▸ **Task requirements**
When a line in the records includes the string "this", it goes into the tally; report that tally alone.

▸ **Information supplied**

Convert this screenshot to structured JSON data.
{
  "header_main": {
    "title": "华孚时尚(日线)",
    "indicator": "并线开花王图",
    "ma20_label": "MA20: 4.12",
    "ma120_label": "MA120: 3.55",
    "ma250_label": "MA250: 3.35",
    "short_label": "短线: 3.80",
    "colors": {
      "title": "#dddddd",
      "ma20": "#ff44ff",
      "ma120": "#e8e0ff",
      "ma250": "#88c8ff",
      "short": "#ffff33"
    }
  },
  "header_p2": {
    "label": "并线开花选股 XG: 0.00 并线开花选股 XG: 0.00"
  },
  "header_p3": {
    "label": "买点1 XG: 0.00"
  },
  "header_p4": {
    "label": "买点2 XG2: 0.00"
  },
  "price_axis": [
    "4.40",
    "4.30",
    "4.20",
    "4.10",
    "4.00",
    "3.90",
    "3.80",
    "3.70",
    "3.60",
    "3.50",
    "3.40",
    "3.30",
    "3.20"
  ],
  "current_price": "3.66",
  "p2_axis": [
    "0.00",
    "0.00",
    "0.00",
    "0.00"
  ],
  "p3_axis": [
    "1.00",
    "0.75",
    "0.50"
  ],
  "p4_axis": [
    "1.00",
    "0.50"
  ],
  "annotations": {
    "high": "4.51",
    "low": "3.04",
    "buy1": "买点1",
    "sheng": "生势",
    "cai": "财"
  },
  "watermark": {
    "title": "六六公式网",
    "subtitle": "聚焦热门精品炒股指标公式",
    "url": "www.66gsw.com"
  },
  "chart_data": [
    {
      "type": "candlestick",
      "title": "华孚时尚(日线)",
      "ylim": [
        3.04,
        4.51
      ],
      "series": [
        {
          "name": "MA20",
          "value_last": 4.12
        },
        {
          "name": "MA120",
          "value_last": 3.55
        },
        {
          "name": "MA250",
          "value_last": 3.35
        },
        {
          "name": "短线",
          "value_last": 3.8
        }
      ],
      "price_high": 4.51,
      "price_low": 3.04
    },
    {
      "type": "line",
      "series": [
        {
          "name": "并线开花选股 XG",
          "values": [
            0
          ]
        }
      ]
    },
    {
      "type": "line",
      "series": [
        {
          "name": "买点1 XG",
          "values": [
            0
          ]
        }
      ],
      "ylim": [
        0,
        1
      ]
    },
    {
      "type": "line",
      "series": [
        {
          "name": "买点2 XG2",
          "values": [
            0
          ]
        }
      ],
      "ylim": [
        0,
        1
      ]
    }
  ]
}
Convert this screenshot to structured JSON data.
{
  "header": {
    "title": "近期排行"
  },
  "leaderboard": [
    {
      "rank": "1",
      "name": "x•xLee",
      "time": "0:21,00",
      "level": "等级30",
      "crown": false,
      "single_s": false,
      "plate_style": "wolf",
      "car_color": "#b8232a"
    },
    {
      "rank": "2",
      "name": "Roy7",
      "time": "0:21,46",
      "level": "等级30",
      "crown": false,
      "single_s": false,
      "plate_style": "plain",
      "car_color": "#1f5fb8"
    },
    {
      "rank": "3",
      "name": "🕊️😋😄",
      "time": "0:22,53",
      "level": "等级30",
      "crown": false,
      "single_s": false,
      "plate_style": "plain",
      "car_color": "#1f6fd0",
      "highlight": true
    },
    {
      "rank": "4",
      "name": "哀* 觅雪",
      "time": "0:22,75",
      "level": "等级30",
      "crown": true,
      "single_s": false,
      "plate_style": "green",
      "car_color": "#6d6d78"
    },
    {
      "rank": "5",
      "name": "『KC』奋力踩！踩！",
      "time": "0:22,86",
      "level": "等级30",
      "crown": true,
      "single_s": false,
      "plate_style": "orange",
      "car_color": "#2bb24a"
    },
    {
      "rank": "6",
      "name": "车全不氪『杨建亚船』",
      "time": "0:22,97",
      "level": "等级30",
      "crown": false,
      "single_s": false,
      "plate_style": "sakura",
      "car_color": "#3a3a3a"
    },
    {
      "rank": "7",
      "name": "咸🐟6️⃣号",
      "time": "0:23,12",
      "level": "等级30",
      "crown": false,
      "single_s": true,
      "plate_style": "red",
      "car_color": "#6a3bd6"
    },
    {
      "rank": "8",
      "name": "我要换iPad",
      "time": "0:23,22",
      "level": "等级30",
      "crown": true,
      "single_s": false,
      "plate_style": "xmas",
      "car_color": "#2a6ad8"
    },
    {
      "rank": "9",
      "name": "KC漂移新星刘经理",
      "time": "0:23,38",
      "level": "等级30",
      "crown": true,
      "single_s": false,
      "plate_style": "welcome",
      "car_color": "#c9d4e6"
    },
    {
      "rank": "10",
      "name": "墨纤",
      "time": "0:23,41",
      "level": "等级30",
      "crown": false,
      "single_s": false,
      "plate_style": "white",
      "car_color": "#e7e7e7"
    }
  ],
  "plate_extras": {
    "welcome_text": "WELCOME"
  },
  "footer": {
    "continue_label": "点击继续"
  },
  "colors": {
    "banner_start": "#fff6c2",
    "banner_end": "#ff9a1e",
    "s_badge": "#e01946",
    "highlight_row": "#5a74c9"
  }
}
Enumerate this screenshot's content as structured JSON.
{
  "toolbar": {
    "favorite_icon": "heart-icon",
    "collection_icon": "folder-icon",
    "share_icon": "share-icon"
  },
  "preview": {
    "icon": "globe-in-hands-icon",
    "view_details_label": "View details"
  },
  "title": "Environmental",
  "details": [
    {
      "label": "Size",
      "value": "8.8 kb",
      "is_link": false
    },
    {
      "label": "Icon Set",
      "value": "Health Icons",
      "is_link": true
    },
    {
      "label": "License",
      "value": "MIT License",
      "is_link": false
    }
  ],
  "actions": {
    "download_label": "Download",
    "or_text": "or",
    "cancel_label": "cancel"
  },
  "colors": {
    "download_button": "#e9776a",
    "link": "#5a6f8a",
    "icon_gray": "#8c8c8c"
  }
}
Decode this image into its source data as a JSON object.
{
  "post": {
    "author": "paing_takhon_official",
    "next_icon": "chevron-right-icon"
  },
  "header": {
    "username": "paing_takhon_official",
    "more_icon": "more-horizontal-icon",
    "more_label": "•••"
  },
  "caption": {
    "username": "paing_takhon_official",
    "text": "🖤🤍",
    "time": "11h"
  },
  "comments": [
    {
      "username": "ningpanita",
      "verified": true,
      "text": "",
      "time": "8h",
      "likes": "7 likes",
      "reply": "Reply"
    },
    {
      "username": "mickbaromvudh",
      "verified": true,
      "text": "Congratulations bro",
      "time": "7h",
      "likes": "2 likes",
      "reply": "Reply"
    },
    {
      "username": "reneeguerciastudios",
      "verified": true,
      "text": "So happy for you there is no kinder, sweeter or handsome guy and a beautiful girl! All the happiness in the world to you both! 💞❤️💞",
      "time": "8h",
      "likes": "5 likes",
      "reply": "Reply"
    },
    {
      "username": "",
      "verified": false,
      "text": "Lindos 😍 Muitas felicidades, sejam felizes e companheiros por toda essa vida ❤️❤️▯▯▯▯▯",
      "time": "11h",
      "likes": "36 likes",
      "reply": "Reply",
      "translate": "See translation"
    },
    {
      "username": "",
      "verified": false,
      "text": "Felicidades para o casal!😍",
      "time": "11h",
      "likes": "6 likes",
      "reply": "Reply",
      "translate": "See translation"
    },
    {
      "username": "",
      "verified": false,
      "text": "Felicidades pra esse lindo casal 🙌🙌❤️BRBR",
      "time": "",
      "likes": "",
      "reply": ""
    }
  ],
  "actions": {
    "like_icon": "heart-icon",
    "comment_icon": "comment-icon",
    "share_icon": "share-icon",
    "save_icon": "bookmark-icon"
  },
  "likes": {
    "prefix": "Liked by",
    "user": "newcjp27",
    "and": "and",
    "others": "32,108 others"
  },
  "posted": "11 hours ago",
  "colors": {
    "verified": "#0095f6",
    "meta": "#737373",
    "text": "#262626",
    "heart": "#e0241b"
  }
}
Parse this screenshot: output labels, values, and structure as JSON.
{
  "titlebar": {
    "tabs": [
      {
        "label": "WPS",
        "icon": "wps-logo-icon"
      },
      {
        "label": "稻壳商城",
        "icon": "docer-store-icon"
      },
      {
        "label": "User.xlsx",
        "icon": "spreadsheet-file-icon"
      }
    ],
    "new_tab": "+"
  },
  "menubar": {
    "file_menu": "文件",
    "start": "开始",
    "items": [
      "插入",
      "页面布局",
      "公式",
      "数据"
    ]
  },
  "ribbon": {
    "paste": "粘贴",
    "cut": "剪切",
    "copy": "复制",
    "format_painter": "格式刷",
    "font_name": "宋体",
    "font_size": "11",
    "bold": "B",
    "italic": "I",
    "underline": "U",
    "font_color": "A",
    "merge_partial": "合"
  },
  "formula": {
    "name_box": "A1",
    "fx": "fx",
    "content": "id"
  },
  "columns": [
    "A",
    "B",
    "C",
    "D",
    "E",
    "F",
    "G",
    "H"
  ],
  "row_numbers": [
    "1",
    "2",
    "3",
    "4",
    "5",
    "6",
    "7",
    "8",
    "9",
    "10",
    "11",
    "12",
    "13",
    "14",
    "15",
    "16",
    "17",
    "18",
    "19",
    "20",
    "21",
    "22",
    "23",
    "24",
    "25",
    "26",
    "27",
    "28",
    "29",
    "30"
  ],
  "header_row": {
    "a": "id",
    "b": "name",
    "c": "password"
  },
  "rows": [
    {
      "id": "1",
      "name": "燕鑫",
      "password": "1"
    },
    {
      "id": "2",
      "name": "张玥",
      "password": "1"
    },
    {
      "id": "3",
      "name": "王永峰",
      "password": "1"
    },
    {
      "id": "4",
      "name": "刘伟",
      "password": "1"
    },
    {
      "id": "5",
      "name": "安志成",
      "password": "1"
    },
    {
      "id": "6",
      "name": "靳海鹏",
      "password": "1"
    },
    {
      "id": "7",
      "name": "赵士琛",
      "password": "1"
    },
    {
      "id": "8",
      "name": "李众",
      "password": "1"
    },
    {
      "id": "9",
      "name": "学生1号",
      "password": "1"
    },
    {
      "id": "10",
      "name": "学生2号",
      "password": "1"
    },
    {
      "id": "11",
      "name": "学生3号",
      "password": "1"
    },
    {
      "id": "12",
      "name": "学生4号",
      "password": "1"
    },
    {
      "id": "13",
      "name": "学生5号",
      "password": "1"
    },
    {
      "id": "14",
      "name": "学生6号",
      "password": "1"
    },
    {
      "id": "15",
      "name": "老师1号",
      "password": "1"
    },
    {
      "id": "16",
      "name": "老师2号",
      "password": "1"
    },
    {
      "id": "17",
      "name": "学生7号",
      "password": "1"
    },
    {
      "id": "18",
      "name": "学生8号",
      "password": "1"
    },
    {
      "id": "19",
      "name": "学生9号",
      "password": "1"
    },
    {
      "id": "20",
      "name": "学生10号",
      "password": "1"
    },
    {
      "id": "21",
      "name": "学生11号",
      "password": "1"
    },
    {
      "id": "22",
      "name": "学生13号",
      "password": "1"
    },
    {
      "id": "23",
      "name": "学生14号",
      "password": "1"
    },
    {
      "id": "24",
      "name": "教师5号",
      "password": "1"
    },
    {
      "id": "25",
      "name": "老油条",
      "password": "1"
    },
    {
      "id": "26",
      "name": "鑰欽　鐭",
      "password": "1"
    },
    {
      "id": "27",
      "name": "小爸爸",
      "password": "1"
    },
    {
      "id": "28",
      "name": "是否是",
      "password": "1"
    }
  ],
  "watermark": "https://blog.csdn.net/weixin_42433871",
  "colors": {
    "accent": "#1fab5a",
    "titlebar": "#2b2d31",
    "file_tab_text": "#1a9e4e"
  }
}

▸ **Exercise result**
5